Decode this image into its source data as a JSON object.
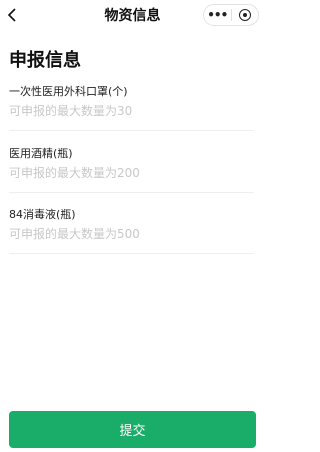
{
  "navbar": {
    "title": "物资信息",
    "more_label": "•••",
    "back_icon": "chevron-left-icon",
    "close_icon": "target-icon"
  },
  "form": {
    "section_title": "申报信息",
    "fields": [
      {
        "label": "一次性医用外科口罩(个)",
        "placeholder": "可申报的最大数量为30",
        "value": ""
      },
      {
        "label": "医用酒精(瓶)",
        "placeholder": "可申报的最大数量为200",
        "value": ""
      },
      {
        "label": "84消毒液(瓶)",
        "placeholder": "可申报的最大数量为500",
        "value": ""
      }
    ]
  },
  "submit": {
    "label": "提交",
    "color": "#1aad6a"
  }
}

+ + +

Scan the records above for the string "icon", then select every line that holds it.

    "back_icon": "chevron-left-icon",
    "close_icon": "target-icon"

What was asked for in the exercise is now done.